== Task inputs ==
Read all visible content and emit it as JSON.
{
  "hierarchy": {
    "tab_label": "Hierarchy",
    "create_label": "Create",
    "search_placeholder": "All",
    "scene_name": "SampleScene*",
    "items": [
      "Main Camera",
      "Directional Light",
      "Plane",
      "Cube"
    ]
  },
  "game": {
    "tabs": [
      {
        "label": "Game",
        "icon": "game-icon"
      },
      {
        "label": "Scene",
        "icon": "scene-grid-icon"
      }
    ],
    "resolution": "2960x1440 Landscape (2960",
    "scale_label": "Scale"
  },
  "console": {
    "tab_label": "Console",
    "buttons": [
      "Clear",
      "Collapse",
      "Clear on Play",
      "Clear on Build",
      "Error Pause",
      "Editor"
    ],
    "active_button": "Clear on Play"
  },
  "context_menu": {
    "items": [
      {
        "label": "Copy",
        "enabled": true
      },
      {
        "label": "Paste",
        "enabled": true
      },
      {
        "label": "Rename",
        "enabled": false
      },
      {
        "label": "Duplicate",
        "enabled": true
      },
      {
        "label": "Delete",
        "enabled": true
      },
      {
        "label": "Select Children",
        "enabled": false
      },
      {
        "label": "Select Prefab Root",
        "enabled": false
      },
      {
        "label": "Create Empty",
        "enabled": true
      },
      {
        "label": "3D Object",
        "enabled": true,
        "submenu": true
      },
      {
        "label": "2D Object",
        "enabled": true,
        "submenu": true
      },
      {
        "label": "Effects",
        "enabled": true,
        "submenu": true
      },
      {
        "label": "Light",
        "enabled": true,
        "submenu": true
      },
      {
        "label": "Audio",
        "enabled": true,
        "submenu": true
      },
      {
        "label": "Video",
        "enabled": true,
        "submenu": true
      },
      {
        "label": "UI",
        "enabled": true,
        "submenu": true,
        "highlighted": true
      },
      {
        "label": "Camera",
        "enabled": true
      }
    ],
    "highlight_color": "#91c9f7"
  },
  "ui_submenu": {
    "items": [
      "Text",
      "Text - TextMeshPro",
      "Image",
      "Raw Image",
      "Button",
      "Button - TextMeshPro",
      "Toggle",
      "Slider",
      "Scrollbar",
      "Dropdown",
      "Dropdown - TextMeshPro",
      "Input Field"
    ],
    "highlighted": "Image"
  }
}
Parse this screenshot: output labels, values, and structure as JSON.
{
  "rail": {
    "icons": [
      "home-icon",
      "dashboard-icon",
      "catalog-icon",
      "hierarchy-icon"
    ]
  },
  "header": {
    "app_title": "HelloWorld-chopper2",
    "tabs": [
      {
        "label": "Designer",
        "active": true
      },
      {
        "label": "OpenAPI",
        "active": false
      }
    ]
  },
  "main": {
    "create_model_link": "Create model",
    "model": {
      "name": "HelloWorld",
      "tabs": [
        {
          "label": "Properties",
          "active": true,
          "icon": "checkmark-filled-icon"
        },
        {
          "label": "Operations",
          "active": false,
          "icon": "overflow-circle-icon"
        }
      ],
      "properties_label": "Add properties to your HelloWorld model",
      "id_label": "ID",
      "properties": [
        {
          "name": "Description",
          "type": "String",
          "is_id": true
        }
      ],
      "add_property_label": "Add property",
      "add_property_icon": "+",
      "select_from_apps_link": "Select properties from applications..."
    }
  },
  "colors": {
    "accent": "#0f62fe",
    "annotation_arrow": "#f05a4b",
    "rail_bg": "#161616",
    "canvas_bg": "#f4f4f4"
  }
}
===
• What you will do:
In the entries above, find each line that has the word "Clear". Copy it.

• Completed exercise:
      "Clear",
      "Clear on Play",
      "Clear on Build",
    "active_button": "Clear on Play"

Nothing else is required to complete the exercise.